┌─ Given data
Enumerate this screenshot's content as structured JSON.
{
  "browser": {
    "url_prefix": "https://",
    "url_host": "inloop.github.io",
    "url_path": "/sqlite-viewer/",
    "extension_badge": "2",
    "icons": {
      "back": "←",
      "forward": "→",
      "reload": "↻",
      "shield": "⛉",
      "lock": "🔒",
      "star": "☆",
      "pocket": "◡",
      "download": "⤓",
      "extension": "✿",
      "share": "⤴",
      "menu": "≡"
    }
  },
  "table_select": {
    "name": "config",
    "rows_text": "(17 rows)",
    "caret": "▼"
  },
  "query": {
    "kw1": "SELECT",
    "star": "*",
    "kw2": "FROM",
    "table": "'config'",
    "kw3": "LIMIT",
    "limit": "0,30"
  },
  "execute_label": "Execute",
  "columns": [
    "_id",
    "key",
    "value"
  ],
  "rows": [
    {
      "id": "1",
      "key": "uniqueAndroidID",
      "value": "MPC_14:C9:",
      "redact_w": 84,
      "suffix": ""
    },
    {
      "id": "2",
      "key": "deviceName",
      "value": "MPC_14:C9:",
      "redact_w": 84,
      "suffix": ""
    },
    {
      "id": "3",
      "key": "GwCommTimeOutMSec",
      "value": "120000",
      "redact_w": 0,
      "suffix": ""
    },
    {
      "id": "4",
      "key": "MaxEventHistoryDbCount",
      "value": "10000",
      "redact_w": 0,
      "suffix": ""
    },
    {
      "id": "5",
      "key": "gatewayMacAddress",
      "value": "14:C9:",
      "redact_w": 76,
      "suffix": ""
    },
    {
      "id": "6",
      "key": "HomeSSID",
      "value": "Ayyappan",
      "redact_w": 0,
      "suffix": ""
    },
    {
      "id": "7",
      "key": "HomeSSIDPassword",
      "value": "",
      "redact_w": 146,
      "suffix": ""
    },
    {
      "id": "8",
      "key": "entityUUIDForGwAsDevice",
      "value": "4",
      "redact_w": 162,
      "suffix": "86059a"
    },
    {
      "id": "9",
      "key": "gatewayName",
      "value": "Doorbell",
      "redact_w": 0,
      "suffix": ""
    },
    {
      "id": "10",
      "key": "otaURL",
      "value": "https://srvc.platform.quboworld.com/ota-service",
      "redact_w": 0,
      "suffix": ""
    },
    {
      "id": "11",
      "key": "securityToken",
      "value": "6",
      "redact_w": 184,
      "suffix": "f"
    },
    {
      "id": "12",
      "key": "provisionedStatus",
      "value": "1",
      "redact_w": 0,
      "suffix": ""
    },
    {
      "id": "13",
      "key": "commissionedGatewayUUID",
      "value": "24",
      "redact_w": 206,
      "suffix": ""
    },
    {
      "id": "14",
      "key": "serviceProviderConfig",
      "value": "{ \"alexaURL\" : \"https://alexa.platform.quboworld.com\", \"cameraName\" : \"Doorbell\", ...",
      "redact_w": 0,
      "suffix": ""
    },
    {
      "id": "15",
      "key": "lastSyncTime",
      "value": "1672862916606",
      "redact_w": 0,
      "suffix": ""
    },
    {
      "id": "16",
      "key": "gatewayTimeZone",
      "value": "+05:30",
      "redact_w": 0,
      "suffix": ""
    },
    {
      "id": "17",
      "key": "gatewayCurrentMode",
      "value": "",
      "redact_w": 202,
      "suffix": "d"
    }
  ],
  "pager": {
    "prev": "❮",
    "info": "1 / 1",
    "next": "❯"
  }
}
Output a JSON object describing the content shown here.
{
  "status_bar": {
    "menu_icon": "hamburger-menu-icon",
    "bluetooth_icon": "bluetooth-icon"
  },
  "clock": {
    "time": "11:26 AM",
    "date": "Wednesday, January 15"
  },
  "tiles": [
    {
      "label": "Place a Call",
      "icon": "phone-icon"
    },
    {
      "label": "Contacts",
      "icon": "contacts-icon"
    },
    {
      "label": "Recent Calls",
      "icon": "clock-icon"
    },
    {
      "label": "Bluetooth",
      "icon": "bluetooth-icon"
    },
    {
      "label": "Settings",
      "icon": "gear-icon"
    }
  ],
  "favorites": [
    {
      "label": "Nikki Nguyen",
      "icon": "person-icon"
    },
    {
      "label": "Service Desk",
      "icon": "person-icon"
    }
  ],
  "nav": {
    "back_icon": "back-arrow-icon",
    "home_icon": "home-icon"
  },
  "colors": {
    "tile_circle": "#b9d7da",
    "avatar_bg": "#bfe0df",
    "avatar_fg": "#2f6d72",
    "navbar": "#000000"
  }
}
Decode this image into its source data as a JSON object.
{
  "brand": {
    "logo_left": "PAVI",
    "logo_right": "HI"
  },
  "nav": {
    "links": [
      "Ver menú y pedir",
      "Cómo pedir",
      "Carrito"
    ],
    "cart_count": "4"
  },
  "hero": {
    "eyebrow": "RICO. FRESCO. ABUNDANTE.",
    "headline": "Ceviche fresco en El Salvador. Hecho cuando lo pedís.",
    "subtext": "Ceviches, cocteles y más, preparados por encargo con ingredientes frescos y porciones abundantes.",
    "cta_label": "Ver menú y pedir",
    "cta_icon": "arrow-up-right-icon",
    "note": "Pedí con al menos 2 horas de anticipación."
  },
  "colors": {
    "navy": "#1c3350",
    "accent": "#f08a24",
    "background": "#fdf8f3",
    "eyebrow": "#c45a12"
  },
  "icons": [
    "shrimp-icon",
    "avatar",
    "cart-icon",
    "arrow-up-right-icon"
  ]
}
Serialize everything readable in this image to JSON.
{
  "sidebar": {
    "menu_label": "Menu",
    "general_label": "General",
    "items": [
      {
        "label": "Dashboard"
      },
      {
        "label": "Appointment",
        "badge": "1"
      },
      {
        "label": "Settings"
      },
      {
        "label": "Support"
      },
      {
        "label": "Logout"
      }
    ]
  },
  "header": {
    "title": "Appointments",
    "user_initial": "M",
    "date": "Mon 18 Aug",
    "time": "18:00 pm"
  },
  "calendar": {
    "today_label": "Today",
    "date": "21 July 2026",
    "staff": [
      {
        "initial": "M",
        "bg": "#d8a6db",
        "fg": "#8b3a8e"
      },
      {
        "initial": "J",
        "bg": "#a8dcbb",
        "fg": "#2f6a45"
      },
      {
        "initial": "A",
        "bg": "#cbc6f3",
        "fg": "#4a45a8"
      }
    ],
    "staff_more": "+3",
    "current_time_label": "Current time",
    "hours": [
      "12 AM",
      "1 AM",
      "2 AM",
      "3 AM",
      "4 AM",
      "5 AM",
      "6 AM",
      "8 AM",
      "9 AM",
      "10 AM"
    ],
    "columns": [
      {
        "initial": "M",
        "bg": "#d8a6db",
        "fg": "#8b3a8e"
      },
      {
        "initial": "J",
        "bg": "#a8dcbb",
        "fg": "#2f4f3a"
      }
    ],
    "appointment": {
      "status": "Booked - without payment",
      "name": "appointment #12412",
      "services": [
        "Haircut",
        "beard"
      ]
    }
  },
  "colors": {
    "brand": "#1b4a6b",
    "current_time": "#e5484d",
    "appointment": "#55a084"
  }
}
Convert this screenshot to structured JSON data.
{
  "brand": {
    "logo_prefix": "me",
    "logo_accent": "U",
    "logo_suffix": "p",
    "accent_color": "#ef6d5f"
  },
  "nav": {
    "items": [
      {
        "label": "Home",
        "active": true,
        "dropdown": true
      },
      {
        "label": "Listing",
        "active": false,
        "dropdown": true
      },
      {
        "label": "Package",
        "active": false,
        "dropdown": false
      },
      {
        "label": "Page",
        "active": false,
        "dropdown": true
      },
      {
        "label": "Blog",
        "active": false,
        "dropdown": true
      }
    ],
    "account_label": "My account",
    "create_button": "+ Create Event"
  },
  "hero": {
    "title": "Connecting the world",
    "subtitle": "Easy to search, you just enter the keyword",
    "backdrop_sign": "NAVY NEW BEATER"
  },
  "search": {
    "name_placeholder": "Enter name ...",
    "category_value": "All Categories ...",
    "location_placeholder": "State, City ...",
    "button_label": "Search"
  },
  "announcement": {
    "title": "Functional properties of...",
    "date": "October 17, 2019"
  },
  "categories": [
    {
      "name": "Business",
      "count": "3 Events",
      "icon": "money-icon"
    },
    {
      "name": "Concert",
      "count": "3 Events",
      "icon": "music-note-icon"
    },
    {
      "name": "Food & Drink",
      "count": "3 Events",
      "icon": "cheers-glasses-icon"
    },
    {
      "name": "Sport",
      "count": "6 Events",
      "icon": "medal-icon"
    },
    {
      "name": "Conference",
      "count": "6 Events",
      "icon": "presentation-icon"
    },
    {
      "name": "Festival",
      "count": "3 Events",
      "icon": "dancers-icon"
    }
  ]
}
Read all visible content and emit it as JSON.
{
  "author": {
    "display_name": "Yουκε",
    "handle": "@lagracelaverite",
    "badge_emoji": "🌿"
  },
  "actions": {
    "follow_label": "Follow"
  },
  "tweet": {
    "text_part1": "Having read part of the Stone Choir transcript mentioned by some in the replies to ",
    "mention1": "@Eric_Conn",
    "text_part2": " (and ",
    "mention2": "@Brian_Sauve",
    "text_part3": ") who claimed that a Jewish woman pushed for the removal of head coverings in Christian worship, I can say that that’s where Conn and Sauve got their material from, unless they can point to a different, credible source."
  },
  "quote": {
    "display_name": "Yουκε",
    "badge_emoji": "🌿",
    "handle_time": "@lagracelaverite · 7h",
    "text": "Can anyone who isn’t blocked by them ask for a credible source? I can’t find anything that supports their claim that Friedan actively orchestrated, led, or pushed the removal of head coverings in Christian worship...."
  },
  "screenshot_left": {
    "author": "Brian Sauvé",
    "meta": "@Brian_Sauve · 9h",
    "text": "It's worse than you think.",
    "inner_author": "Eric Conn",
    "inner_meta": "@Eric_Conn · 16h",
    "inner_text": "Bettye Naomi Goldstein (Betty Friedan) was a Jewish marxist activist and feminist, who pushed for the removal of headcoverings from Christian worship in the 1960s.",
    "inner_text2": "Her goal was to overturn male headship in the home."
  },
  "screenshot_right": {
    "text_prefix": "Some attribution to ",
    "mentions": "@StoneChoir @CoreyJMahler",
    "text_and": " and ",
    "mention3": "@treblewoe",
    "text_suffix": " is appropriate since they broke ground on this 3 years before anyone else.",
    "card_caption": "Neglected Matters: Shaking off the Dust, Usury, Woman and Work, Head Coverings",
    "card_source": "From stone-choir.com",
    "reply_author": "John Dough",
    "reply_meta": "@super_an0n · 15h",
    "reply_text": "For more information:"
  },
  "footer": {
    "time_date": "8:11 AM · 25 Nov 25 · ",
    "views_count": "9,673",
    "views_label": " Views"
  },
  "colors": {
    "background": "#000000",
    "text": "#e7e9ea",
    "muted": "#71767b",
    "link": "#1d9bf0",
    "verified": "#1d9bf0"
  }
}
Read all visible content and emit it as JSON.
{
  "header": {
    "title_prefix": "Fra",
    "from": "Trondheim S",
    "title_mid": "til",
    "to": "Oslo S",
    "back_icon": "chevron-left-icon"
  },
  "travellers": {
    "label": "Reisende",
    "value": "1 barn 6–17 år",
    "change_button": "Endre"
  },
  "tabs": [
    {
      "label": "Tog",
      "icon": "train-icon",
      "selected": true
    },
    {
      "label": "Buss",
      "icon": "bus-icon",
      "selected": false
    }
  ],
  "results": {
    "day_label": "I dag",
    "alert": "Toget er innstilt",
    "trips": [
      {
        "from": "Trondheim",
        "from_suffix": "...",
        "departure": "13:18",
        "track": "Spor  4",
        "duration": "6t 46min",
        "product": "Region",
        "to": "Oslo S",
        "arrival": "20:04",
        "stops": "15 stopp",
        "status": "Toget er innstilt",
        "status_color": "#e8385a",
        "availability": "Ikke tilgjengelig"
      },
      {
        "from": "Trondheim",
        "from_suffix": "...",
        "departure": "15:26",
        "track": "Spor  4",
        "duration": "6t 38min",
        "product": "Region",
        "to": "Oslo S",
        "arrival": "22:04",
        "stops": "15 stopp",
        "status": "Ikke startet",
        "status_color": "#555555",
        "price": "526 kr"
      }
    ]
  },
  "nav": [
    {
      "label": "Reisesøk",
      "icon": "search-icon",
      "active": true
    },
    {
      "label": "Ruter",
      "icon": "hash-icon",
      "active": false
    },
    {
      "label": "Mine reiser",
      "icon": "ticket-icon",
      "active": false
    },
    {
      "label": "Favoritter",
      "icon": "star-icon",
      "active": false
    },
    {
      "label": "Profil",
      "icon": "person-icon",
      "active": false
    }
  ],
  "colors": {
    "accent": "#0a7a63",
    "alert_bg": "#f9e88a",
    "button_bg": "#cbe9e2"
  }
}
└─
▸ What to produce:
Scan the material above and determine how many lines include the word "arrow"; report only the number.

▸ Response:
3